INFORMATION SUPPLIED:
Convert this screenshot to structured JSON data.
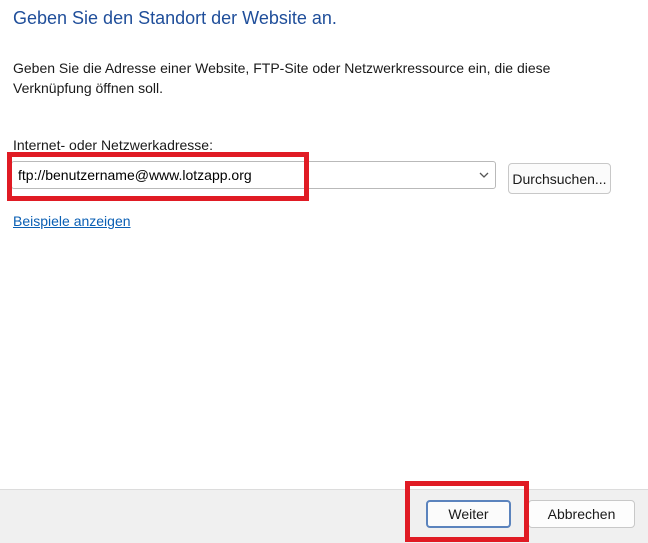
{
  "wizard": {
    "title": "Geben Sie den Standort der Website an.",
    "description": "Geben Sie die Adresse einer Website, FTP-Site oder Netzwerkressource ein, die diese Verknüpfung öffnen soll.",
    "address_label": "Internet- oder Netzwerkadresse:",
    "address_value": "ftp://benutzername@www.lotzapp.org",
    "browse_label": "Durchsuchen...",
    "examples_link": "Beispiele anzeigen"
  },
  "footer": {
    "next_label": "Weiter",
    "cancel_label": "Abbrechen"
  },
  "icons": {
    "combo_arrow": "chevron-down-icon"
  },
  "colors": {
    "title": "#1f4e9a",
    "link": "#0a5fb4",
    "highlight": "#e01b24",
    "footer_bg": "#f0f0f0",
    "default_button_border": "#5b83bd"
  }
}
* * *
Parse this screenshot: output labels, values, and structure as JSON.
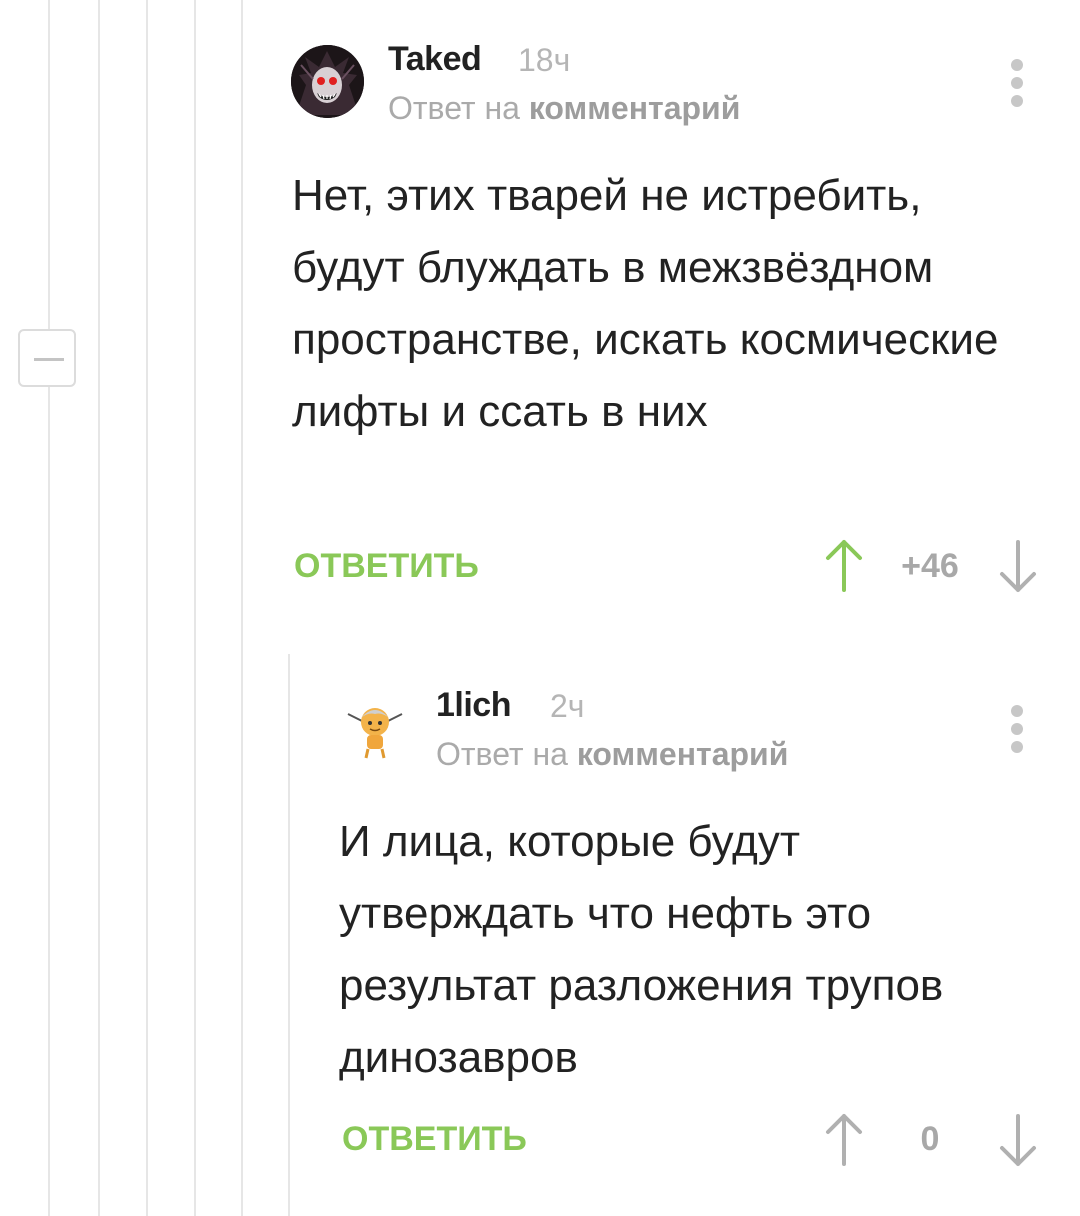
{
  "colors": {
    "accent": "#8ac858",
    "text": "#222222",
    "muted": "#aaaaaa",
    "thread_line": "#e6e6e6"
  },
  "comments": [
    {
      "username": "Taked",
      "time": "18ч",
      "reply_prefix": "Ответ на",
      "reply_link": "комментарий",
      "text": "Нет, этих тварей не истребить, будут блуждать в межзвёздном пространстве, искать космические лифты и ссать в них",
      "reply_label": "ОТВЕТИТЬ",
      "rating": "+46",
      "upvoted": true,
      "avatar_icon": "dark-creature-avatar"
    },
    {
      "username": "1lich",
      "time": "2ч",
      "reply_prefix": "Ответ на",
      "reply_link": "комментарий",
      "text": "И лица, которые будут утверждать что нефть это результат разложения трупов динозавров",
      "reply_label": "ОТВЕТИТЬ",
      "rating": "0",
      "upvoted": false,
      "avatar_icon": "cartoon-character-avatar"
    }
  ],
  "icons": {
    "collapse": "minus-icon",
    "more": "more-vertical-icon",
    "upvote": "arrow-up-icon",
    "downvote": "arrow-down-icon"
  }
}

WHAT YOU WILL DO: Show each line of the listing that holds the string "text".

ANSWER TO THIS EXERCISE:
    "text": "#222222",
      "text": "Нет, этих тварей не истребить, будут блуждать в межзвёздном пространстве, искать космические лифты и ссать в них",
      "text": "И лица, которые будут утверждать что нефть это результат разложения трупов динозавров",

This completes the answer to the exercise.